While surgery for any condition can seem daunting, spinal surgery may bring its own share of concerns for patients. However, thanks to technical and technological advancements, spinal surgery is continuously more sophisticated, with new techniques leading to higher success rates and fewer postoperative complications. One such development is minimally invasive spine surgery (MISS), which involves less invasive incisions, advanced instruments, and surgical training.
In “open surgery,” or the traditional option for spine surgery, surgeons make a long incision to access the diseased area of the spine. Between five to six inches, the incision pulls the muscles to the side, risking damage to the soft tissue and impacting other anatomy, potentially prolonging healing. MISS offers an alternative for most back and neck procedures.
What is minimally invasive spine surgery?
MISS, which has been developing in both use and technological sophistication since the 1990s, uses several smaller incisions, sometimes as short as two centimeters. This can lead to less bleeding, a lowered risk of complications, better cosmetic results, and a shorter recovery time.
Rather than pulling aside the muscles to examine the spine, surgeons often use a tubular retractor to tunnel through the skin and soft tissues to the spine. It keeps the muscles immobile while fluoroscopy typically provides real-time X-ray images to guide the surgeon. Operating microscopes are also used along with the retractor. Other options include a mini-open, which is similar to an open procedure but still uses considerably smaller incisions.
During surgery, intraoperative imaging aids the surgeon in placing rods, screws, plates, or other devices required to stabilize the spine.
MISS patients typically have a significantly shorter hospital stay and can often have their surgery performed on an outpatient basis. Though each experience is unique to the patient, pain time from MISS is usually half of what it is for open surgery. Depending on the type of surgery and the activity level required at a patient’s job, recovery times can be between one to two weeks, although larger procedures, such as fusions, can take between four to six weeks.
As with other surgeries, physical therapy is often vital in helping a patient regain strength and return to his or her normal routine faster.
What conditions can minimally invasive spine surgery treat?
As MISS is a constantly evolving and expanding field, it can now be used to address many spinal conditions, including degenerative disc disease, herniated discs, spinal deformities and infections, and lumbar spinal stenosis. However, certain tumors, infections, and high-degree scoliosis still require traditional open surgery.
Who practices minimally invasive spine surgery?
MISS is practiced by only about 10% of spinal surgeons in the country.

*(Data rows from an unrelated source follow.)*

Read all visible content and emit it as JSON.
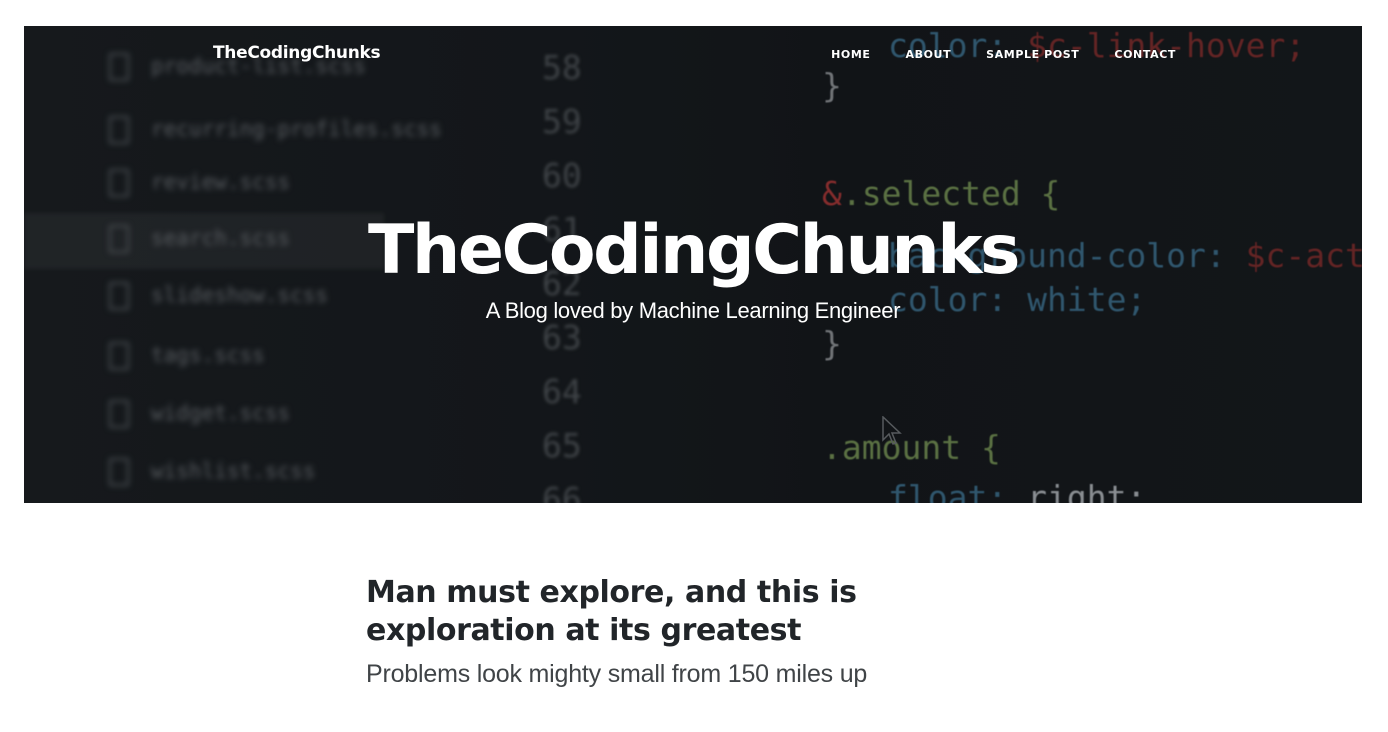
{
  "nav": {
    "brand": "TheCodingChunks",
    "links": [
      "Home",
      "About",
      "Sample Post",
      "Contact"
    ]
  },
  "hero": {
    "title": "TheCodingChunks",
    "subtitle": "A Blog loved by Machine Learning Engineer",
    "background": {
      "files": [
        "product-list.scss",
        "recurring-profiles.scss",
        "review.scss",
        "search.scss",
        "slideshow.scss",
        "tags.scss",
        "widget.scss",
        "wishlist.scss"
      ],
      "line_numbers": [
        "58",
        "59",
        "60",
        "61",
        "62",
        "63",
        "64",
        "65",
        "66"
      ],
      "code": {
        "line1a": "color:",
        "line1b": "$c-link-hover;",
        "brace_close_1": "}",
        "amp": "&",
        "selected": ".selected {",
        "bg_prop": "background-color:",
        "bg_val": "$c-action;",
        "color_prop": "color:",
        "color_val": "white;",
        "brace_close_2": "}",
        "amount": ".amount {",
        "float_prop": "float:",
        "float_val": "right;"
      }
    }
  },
  "post": {
    "title": "Man must explore, and this is exploration at its greatest",
    "subtitle": "Problems look mighty small from 150 miles up"
  },
  "colors": {
    "hero_bg": "#181c20",
    "text_dark": "#212529",
    "white": "#ffffff"
  }
}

It’s a highly technical procedure, requiring extensive training on both the part of the doctor and the operating room team, as well as expensive equipment not carried at every hospital. Given the intensity of this training, it is critical to find a surgeon that possesses the necessary knowledge and expertise.